Even in films where the entirety of the interviewees are subtitled, there can still be a sense of “othering.” State of Mind, a documentary about a North Korean gymnastics team, features a group of interviewees who speak no English whatsoever. However, thanks to a narrative voice leading the viewer through, the subtitles serve to further highlight the distinction between the viewer and the viewed. The audience can better maintain their separation from the film’s subjects specifically because the interviewees’ words must be communicated through a visual medium rather than being heard.
In essence, subtitles represent a distraction from the way the film is structured. They draw the audience’s attention away from the rest of the film that is displayed and highlight a particular “character’s” differences. It forces the viewer to consider the fact that they are reading rather than listening and that they are confronted by something they can’t understand.

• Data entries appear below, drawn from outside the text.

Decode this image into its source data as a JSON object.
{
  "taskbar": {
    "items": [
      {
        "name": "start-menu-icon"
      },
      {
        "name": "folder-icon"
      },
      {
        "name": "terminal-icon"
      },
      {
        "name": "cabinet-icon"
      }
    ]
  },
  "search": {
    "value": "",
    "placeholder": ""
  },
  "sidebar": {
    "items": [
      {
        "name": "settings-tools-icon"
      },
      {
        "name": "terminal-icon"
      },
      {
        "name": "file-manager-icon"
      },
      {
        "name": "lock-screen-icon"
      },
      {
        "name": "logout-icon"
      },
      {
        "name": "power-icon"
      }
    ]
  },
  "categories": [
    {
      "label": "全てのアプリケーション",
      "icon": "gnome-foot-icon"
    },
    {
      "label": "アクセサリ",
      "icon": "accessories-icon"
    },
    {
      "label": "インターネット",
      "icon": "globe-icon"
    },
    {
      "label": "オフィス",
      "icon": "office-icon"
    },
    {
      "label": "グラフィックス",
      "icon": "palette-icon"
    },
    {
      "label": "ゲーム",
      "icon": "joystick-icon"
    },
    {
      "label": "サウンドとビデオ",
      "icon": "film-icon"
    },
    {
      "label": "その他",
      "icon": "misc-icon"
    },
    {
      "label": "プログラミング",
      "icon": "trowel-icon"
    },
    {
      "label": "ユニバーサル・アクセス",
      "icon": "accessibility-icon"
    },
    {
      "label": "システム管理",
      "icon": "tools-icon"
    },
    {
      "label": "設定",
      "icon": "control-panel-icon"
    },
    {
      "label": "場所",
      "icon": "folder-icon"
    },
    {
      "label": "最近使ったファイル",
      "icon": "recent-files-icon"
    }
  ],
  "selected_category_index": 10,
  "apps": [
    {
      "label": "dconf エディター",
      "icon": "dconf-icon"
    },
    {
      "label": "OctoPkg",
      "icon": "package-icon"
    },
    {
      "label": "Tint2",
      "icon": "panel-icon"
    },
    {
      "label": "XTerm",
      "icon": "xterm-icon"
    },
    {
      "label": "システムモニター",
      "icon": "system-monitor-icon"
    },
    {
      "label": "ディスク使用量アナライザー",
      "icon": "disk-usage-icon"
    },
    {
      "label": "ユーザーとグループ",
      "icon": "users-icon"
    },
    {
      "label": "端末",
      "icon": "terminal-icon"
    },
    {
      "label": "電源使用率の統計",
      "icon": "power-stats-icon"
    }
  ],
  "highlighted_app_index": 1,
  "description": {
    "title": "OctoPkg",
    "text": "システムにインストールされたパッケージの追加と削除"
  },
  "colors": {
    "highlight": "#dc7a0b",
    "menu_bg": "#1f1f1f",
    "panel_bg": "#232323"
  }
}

This is not to say that subtitles are inherently negative. However, it must be considered what impact they have on how the audience perceives those being featured in the film. It serves to highlight their “otherness” and the disconnect between the audience and the film.
An alternative can be found in voice-over translations, where a voice speaking the audience’s language is used to convey the translation of the interviewees’ thoughts. By using this technique, a filmmaker doesn’t have to take into consideration the fact that subtitles can be distracting, and can instead allow the audio to carry the viewer smoothly through the film.
The trouble with voice-overs, however, is that they don’t allow a person to communicate in their own words. Indeed, their own voices are lost beneath that of a speaker of the audience’s language. While it’s true that subtitles hardly preserve a person’s words, they don’t drown out the voice entirely. They trust the audience to be able to listen and understand, even if there is distraction from the visuals. On the other hand, a voice-over preserves the visual, and only detracts from the audio.
It also can’t be doubted that a voice-over contributes as much to an “othering” as subtitles do. When a person’s voice is obviously drowned out by a voice-over, it creates an atmosphere of distraction. That character is remembered for their words, yes, but also for the voice-over. It’s an imperfect way of translating and communicating a person’s thoughts.
This raises the question. Both subtitling and voice-overs distract and detract from a “character’s” story. Both contribute to slanting and distorting a narrative by drowning out or filtering a person’s words. Neither, obviously, is a perfect example of how to include a foreign language speaker in a documentary. What, then, is the solution? How should documentaries deal with the puzzle of accurately incorporating thoughts conveyed in a language that the audience doesn’t understand?
I don’t claim to have the answer, nor, I suspect, is there one. However, it is vital to consider the effect that translation has on a narrative and on how the audience perceives the truth a documentary is meant to convey. Where the very nature of the documentary creates an “other” and ensures that not every “character” has an equal voice, one can’t help but consider how much of the documentary can be considered the truth. When a truth is distorted through translation and an interviewee set apart because of their need for translation, can a film be said to be telling the truth?Continue Reading Issue #40